This is clearly a corner of Fiji that most visitors pass by and it's a shame.
The island of Beqa is rich with the culture of the firewalkers and given how close it is to the Mainland of Viti Levu, it's amazing how remote it feels.
Divers will not want to forsake Beqa.
Surrounded by one of the largest barrier reefs in the world it lies 8 km South off Viti Levu and about 130 km from Nadi. The lagoon is an extinct volcanic crater with a 40-mile ring reef has formed on the lip of the old crater. The formation is situated on the windward side of Viti Levu, and is the recipientof south-easterly trades (and the nutrients they bring).
The reef on the windward (southern) side of the Lagoon is not particularly rich in marine life as is the case of the main reef running along the south side of Viti Levu. The reason for this is the same reason why this area is so desired by surfers: Huge swells continually pummel the area which does not make an optimal environment for flora and fauna.
Whereas prevailing swell batters the southerly reef, the opposite (Northwest side) of the lagoon circle near Yanuca Island to the west of Beqa – is protected by the southern reef, the Lagoon, and by the islands in the Lagoon.
The result -- a haven rich in marine and reef life—especially soft corals and sea fans.
In a few days we'll begin our Beqa series with an exclusive video and blog by Scott Putnam, one of Fiji's premier underwater video journalists.
This will be followed by a three part interview with Kirsti Deacon-Smith and her companion Paul Knight, who run the dive operation at Lalati, a resort located on Beqa Island.
The interviews will be followed by another blog and video from Scott Putnam on one of Beqa's premier dive sites, the Golden Arches.

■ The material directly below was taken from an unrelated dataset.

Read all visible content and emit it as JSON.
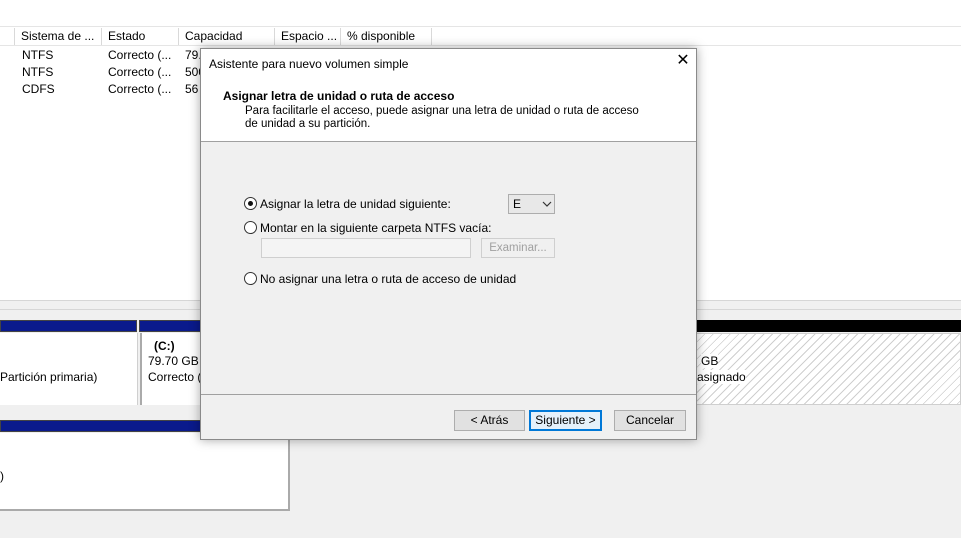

If you're a diver and you're thinking about visiting Beqa, this is a feeding frenzy you won't want to miss.